The question of whether or not to vaccinate your child has been a hot topic in the parenting community. Those in favor of vaccinations cite the importance of protecting children against dangerous and sometimes deadly illnesses, while those opposed often believe that the vaccinations do more harm than good. But no matter what side of the argument you come down on, there are myths about vaccines you should be aware of.
Although vaccines are not 100 percent effective at preventing your child from contracting the disease, it can often be even more dangerous to their health to leave them unprotected and exposed to certain illnesses. Your decision not to vaccinate can also put other children at risk, as many diseases cannot be eliminated unless a majority of the population has been treated for it.
You may think that your children are being vaccinated against illnesses that haven't been around in ages, making the shots unnecessary. But as Parenting noted, in fact it's the vaccines that are keeping people safe. To stop vaccinating against these outdated diseases could reintroduce them into the population.
If you're wondering whether or not you should have your child vaccinated, check out this list of myths and consult with your pediatrician to make an informed choice.
Myth #1: Giving Your Child So Many Shots Can Overwhelm Their Immune System
You don't have to worry about your baby's immune system's ability to handle vaccinations. According to Parents, babies are born with antibodies to protect them against infections. Receiving a vaccine will not cause them harm.
Myth #2: If Other Children Get Their Shots, Your Child Doesn't Have To
According to Parenting, not vaccinating your children puts them at greater risk for contracting serious diseases. In order for a disease such as the measles not to spread among children, Parenting noted that 95 percent of the population would need to be vaccinated. So better to be part of that 95 percent.
Myth #3: Your Baby Will Get The Disease The Vaccine Is Supposed To Prevent
According to Parenting, most vaccines are made from a killed version of the virus. Those vaccines that are made of a live weakened virus can cause your child to experience a mild fever, but this discomfort is far less dangerous than contracting an often deadly illness itself.
Myth #4: Vaccines Cause Autism
Though the risk of autism is one of the most common reasons parents choose not to vaccinate their children, there hasn't been any evidence of a direct correlation between the two. As PublicHealth.org noted, research has proven that children show symptoms of autism before they receive the MMR vaccine, and could possibly develop autism in utero.
Myth #5: Vaccines Can Cause SIDS

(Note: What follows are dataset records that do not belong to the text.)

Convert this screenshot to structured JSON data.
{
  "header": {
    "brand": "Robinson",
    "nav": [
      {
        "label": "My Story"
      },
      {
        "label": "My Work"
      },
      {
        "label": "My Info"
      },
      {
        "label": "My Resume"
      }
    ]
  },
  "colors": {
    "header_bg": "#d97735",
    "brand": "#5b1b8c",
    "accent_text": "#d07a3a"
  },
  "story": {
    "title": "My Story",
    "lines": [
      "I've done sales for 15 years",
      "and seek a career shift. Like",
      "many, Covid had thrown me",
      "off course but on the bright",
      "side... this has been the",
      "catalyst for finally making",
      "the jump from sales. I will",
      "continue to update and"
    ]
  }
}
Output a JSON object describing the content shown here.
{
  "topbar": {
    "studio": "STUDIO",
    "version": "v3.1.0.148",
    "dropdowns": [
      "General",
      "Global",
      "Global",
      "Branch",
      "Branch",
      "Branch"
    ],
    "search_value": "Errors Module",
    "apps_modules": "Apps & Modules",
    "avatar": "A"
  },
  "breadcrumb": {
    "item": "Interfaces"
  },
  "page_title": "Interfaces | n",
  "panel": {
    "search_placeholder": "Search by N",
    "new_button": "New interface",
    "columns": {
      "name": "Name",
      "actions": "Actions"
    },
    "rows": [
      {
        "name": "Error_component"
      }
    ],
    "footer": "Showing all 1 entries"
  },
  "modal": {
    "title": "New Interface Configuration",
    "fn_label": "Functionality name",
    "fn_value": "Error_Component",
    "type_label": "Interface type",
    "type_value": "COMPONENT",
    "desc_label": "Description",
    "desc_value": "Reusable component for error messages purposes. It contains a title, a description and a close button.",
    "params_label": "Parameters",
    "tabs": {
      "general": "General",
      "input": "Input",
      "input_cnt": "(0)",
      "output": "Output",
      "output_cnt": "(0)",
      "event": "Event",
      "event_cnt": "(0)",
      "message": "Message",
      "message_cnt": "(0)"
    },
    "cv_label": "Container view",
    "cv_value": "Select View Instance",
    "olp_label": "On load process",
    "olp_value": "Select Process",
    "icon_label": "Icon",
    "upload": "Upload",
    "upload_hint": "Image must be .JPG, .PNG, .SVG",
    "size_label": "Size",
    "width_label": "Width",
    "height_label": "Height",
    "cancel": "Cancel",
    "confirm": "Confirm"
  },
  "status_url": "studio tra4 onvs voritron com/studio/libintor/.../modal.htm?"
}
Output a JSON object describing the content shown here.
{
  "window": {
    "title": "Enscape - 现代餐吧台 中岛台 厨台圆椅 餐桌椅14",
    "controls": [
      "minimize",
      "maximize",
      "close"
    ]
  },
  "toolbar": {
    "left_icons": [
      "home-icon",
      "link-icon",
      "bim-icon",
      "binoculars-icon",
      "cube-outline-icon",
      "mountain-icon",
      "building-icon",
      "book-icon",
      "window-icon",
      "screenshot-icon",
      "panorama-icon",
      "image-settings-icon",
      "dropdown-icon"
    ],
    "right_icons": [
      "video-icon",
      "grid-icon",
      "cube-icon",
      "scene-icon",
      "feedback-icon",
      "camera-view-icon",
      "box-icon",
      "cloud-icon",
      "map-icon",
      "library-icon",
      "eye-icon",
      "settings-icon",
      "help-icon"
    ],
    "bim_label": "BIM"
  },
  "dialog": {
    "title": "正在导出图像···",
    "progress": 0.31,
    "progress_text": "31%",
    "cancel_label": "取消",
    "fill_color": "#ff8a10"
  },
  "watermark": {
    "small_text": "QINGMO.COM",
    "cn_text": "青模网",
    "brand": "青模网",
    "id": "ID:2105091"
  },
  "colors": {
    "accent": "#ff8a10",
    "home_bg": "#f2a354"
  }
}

The World Health Organization points out that the combined vaccine for diphtheria, tetanus, and pertussis along with the vaccine for poliomyelitis are given at a time when babies are highly susceptible to SIDS, but there is no direct link between the vaccines and SIDS. By not vaccinating your child, you are leaving them susceptible to four life-threatening illnesses.
Myth #6: It's Best To Space Out Vaccines
Some parents choose to delay certain vaccines in an effort to spare their children some pain. According to USA Today, postponing shots leaves babies at risk. The shot schedule was developed by the CDC to protect babies as soon as possible. Additionally, the publication noted that a child's stress hormone levels are at their highest after one shot, and therefore aren't greatly affected by receiving additional shots at the same time.
Myth #7: Improved Sanitation Is Responsible For Eliminating Disease
Improvements in hygiene and sanitation have helped make living conditions safer, but vaccines are still important to keep the population healthy. The World Health Organization cautions that some diseases such as measles and polio will be reintroduced into the population unless people continue to vaccinate themselves.
Myth #8: You Shouldn't Vaccinate A Child With A Cold
Parents may think that vaccinating a child who is sick to have a bad reaction. But according to Parenting, a mild illness is no reason to delay a scheduled vaccine.
Myth #9: Vaccines Are 100 Percent Effective
It has been proven that vaccines are an effective way to protect children from disease. But as with most things, vaccines aren't always 100 percent effective. As Parenting mentioned, vaccines are generally 95 percent effective when made with a live weakened version of the virus, while those made with an inactive virus are 75 to 80 percent effective. The more people who are vaccinated, the less likely people are to contract the illness.